Yesterday Pinterest announced Buyable Pins will be “coming soon” to Pinterest, meaning users will be able to purchase items directly on Pinterest without ever leaving the social network. This is Pinterest’s repeated attempt to get the attention of retailers to prove they are the only serious social media e-commerce solution. Is this a good thing?

The Past
If you’re a retailer you may have a love-hate relationship with Pinterest. You can see the potential, but your numbers may not be what you expected. In a 2014 Social Media Trends report by Shareaholic, Facebook and Pinterest were the only social networks to drive incremental traffic year-over-year. Twitter, Google+, Reddit and the others were all in the decline. Yet, when you look at your pins, traffic and purchases, your gut says it should be higher.

One thing that helped retailers in the past 6 months was Pinterest banning affiliate links. Retailers had a problem with the massive number of affiliates sharing their content. Why is this bad? Because 1) their pins were getting lost in the sea of affiliate posts, and 2) if someone made a purchase from a pin, the retailer needed to pay the affiliate. This means if a retailer was also using Promoted Pins, they were paying twice on a purchase made from Pinterest. This was a growing problem for retailers and Pinterest. Removing the affiliate links from Pinterest was something retailers wanted so users would focus on their pins and not affiliates.

The Present
With the announcement of the Buy It button, users will be able to search, browse colors, sizes, models, etc. and buy directly on Pinterest. They’re working with multiple payment vendors to keep the user within the Pinterest experience all while maintaining secure credit card information. For the user, the experience seems very nice based on the images Pinterest released. It looks like butter. I repeat, butter. See images below or see their announcement here.

For the retailer, this might be a turnoff. Why? Retailers have been trained to own the relationship. They want the purchase and to manage the relationship. With the Buy button, they will get the purchase (cha-ching) but this could be a step in the wrong direction for retailers who have invested millions of dollars in building and maintaining customer relationships.

The Future
It might be the cool thing now, but I hope retailers take the time to think about where this could go if the Buy button takes off. If consumers start buying more on Pinterest, will brand awareness fall? It seems like it since the purchase is made outside their site. From the images shown, brand presence is at a minimum. In addition, will all other brand messages fall by the wayside? If the relationship isn’t with the retailer, will the TV ads, re-marketing and email still be effective? It feels like it might not since more time is spent on Pinterest and away from the retailers’ site.
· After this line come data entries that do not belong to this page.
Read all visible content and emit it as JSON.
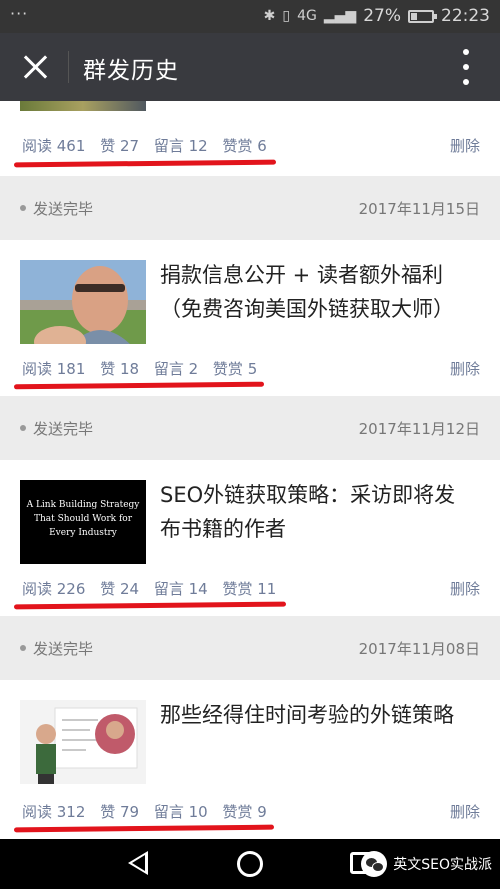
{
  "status_bar": {
    "dots": "···",
    "network": "4G",
    "battery_text": "27%",
    "battery_level": 0.27,
    "time": "22:23"
  },
  "title_bar": {
    "title": "群发历史"
  },
  "articles": [
    {
      "status": "",
      "date": "",
      "headline": "",
      "stats": {
        "read": "阅读 461",
        "like": "赞 27",
        "comment": "留言 12",
        "reward": "赞赏 6"
      },
      "delete_label": "删除"
    },
    {
      "status": "发送完毕",
      "date": "2017年11月15日",
      "headline": "捐款信息公开 + 读者额外福利（免费咨询美国外链获取大师）",
      "stats": {
        "read": "阅读 181",
        "like": "赞 18",
        "comment": "留言 2",
        "reward": "赞赏 5"
      },
      "delete_label": "删除"
    },
    {
      "status": "发送完毕",
      "date": "2017年11月12日",
      "headline": "SEO外链获取策略：采访即将发布书籍的作者",
      "thumb_text": "A Link Building Strategy That Should Work for Every Industry",
      "stats": {
        "read": "阅读 226",
        "like": "赞 24",
        "comment": "留言 14",
        "reward": "赞赏 11"
      },
      "delete_label": "删除"
    },
    {
      "status": "发送完毕",
      "date": "2017年11月08日",
      "headline": "那些经得住时间考验的外链策略",
      "stats": {
        "read": "阅读 312",
        "like": "赞 79",
        "comment": "留言 10",
        "reward": "赞赏 9"
      },
      "delete_label": "删除"
    }
  ],
  "watermark": {
    "label": "英文SEO实战派"
  },
  "colors": {
    "stat_text": "#6f7c99",
    "underline": "#e2141c",
    "title_bar": "#393a3f"
  }
}
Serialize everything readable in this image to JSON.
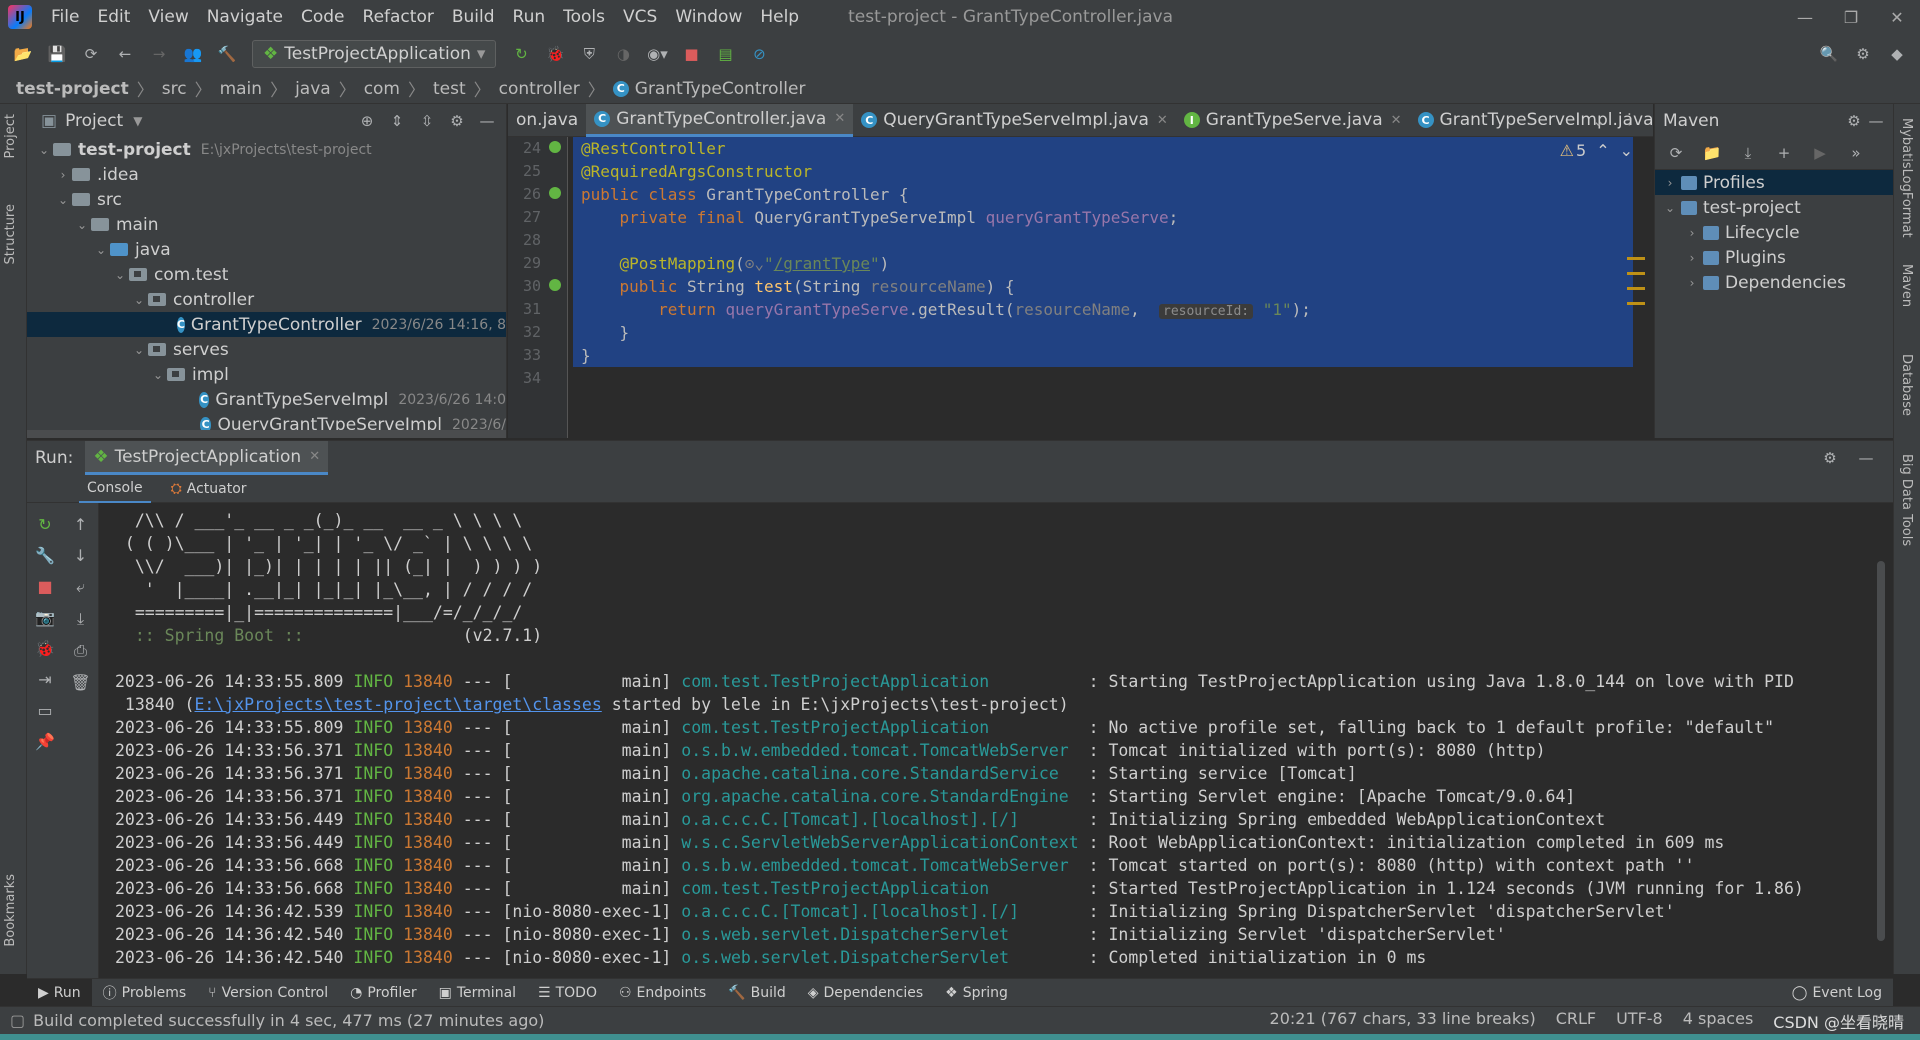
{
  "menubar": {
    "items": [
      "File",
      "Edit",
      "View",
      "Navigate",
      "Code",
      "Refactor",
      "Build",
      "Run",
      "Tools",
      "VCS",
      "Window",
      "Help"
    ],
    "title": "test-project - GrantTypeController.java"
  },
  "toolbar": {
    "run_config": "TestProjectApplication"
  },
  "breadcrumb": [
    "test-project",
    "src",
    "main",
    "java",
    "com",
    "test",
    "controller",
    "GrantTypeController"
  ],
  "left_stripe": [
    "Project",
    "Structure",
    "Bookmarks"
  ],
  "right_stripe": [
    "MybatisLogFormat",
    "Maven",
    "Database",
    "Big Data Tools"
  ],
  "project": {
    "title": "Project",
    "tree": [
      {
        "label": "test-project",
        "meta": "E:\\jxProjects\\test-project",
        "indent": 0,
        "arrow": "v",
        "type": "folder",
        "bold": true
      },
      {
        "label": ".idea",
        "meta": "",
        "indent": 1,
        "arrow": ">",
        "type": "folder"
      },
      {
        "label": "src",
        "meta": "",
        "indent": 1,
        "arrow": "v",
        "type": "folder"
      },
      {
        "label": "main",
        "meta": "",
        "indent": 2,
        "arrow": "v",
        "type": "folder"
      },
      {
        "label": "java",
        "meta": "",
        "indent": 3,
        "arrow": "v",
        "type": "folder-blue"
      },
      {
        "label": "com.test",
        "meta": "",
        "indent": 4,
        "arrow": "v",
        "type": "pkg"
      },
      {
        "label": "controller",
        "meta": "",
        "indent": 5,
        "arrow": "v",
        "type": "pkg"
      },
      {
        "label": "GrantTypeController",
        "meta": "2023/6/26 14:16, 8",
        "indent": 7,
        "arrow": "",
        "type": "class",
        "selected": true
      },
      {
        "label": "serves",
        "meta": "",
        "indent": 5,
        "arrow": "v",
        "type": "pkg"
      },
      {
        "label": "impl",
        "meta": "",
        "indent": 6,
        "arrow": "v",
        "type": "pkg"
      },
      {
        "label": "GrantTypeServeImpl",
        "meta": "2023/6/26 14:0",
        "indent": 8,
        "arrow": "",
        "type": "class"
      },
      {
        "label": "QueryGrantTypeServeImpl",
        "meta": "2023/6/",
        "indent": 8,
        "arrow": "",
        "type": "class"
      }
    ]
  },
  "editor": {
    "tabs": [
      {
        "label": "on.java",
        "icon": "",
        "active": false
      },
      {
        "label": "GrantTypeController.java",
        "icon": "C",
        "active": true
      },
      {
        "label": "QueryGrantTypeServeImpl.java",
        "icon": "C",
        "active": false
      },
      {
        "label": "GrantTypeServe.java",
        "icon": "I",
        "active": false
      },
      {
        "label": "GrantTypeServeImpl.java",
        "icon": "C",
        "active": false
      }
    ],
    "warnings": "5",
    "line_numbers": [
      "24",
      "25",
      "26",
      "27",
      "28",
      "29",
      "30",
      "31",
      "32",
      "33",
      "34"
    ]
  },
  "maven": {
    "title": "Maven",
    "tree": [
      {
        "label": "Profiles",
        "indent": 0,
        "arrow": ">",
        "selected": true
      },
      {
        "label": "test-project",
        "indent": 0,
        "arrow": "v"
      },
      {
        "label": "Lifecycle",
        "indent": 1,
        "arrow": ">"
      },
      {
        "label": "Plugins",
        "indent": 1,
        "arrow": ">"
      },
      {
        "label": "Dependencies",
        "indent": 1,
        "arrow": ">"
      }
    ]
  },
  "run": {
    "label": "Run:",
    "tab": "TestProjectApplication",
    "subtabs": [
      "Console",
      "Actuator"
    ],
    "banner": [
      "  /\\\\ / ___'_ __ _ _(_)_ __  __ _ \\ \\ \\ \\",
      " ( ( )\\___ | '_ | '_| | '_ \\/ _` | \\ \\ \\ \\",
      "  \\\\/  ___)| |_)| | | | | || (_| |  ) ) ) )",
      "   '  |____| .__|_| |_|_| |_\\__, | / / / /",
      "  =========|_|==============|___/=/_/_/_/"
    ],
    "spring_line": "  :: Spring Boot ::",
    "spring_version": "(v2.7.1)",
    "logs": [
      {
        "ts": "2023-06-26 14:33:55.809",
        "level": "INFO",
        "pid": "13840",
        "thread": "[           main]",
        "logger": "com.test.TestProjectApplication         ",
        "msg": ": Starting TestProjectApplication using Java 1.8.0_144 on love with PID"
      },
      {
        "cont_pre": " 13840 (",
        "link": "E:\\jxProjects\\test-project\\target\\classes",
        "cont_post": " started by lele in E:\\jxProjects\\test-project)"
      },
      {
        "ts": "2023-06-26 14:33:55.809",
        "level": "INFO",
        "pid": "13840",
        "thread": "[           main]",
        "logger": "com.test.TestProjectApplication         ",
        "msg": ": No active profile set, falling back to 1 default profile: \"default\""
      },
      {
        "ts": "2023-06-26 14:33:56.371",
        "level": "INFO",
        "pid": "13840",
        "thread": "[           main]",
        "logger": "o.s.b.w.embedded.tomcat.TomcatWebServer ",
        "msg": ": Tomcat initialized with port(s): 8080 (http)"
      },
      {
        "ts": "2023-06-26 14:33:56.371",
        "level": "INFO",
        "pid": "13840",
        "thread": "[           main]",
        "logger": "o.apache.catalina.core.StandardService  ",
        "msg": ": Starting service [Tomcat]"
      },
      {
        "ts": "2023-06-26 14:33:56.371",
        "level": "INFO",
        "pid": "13840",
        "thread": "[           main]",
        "logger": "org.apache.catalina.core.StandardEngine ",
        "msg": ": Starting Servlet engine: [Apache Tomcat/9.0.64]"
      },
      {
        "ts": "2023-06-26 14:33:56.449",
        "level": "INFO",
        "pid": "13840",
        "thread": "[           main]",
        "logger": "o.a.c.c.C.[Tomcat].[localhost].[/]      ",
        "msg": ": Initializing Spring embedded WebApplicationContext"
      },
      {
        "ts": "2023-06-26 14:33:56.449",
        "level": "INFO",
        "pid": "13840",
        "thread": "[           main]",
        "logger": "w.s.c.ServletWebServerApplicationContext",
        "msg": ": Root WebApplicationContext: initialization completed in 609 ms"
      },
      {
        "ts": "2023-06-26 14:33:56.668",
        "level": "INFO",
        "pid": "13840",
        "thread": "[           main]",
        "logger": "o.s.b.w.embedded.tomcat.TomcatWebServer ",
        "msg": ": Tomcat started on port(s): 8080 (http) with context path ''"
      },
      {
        "ts": "2023-06-26 14:33:56.668",
        "level": "INFO",
        "pid": "13840",
        "thread": "[           main]",
        "logger": "com.test.TestProjectApplication         ",
        "msg": ": Started TestProjectApplication in 1.124 seconds (JVM running for 1.86)"
      },
      {
        "ts": "2023-06-26 14:36:42.539",
        "level": "INFO",
        "pid": "13840",
        "thread": "[nio-8080-exec-1]",
        "logger": "o.a.c.c.C.[Tomcat].[localhost].[/]      ",
        "msg": ": Initializing Spring DispatcherServlet 'dispatcherServlet'"
      },
      {
        "ts": "2023-06-26 14:36:42.540",
        "level": "INFO",
        "pid": "13840",
        "thread": "[nio-8080-exec-1]",
        "logger": "o.s.web.servlet.DispatcherServlet       ",
        "msg": ": Initializing Servlet 'dispatcherServlet'"
      },
      {
        "ts": "2023-06-26 14:36:42.540",
        "level": "INFO",
        "pid": "13840",
        "thread": "[nio-8080-exec-1]",
        "logger": "o.s.web.servlet.DispatcherServlet       ",
        "msg": ": Completed initialization in 0 ms"
      }
    ]
  },
  "tool_windows": [
    "Run",
    "Problems",
    "Version Control",
    "Profiler",
    "Terminal",
    "TODO",
    "Endpoints",
    "Build",
    "Dependencies",
    "Spring"
  ],
  "event_log": "Event Log",
  "status": {
    "message": "Build completed successfully in 4 sec, 477 ms (27 minutes ago)",
    "position": "20:21 (767 chars, 33 line breaks)",
    "line_sep": "CRLF",
    "encoding": "UTF-8",
    "indent": "4 spaces",
    "watermark": "CSDN @坐看晓晴"
  }
}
The Pinterest Alternative
At its core, Pinterest is a bookmarking tool that collects items of interest for the user. When they want inspiration or are ready to buy, their collections are in one spot. Another option retailers should think about is, how to remind or notify users about the products they want.

At TrackIf, we help sites capture shoppers and the items they’re most interest in. Once we know the shopper and the item, TrackIf manages the notification to the user based on the what the retailer wants (out of stock alertsprice alertsnew product listings, etc.). Also, our newest Favoriting feature acts like a mini-Pinterest board that lives within your site. This means your own shopping site could store, remind and alert shoppers about the items they want to buy, without depending on Pinterest. There are alternatives.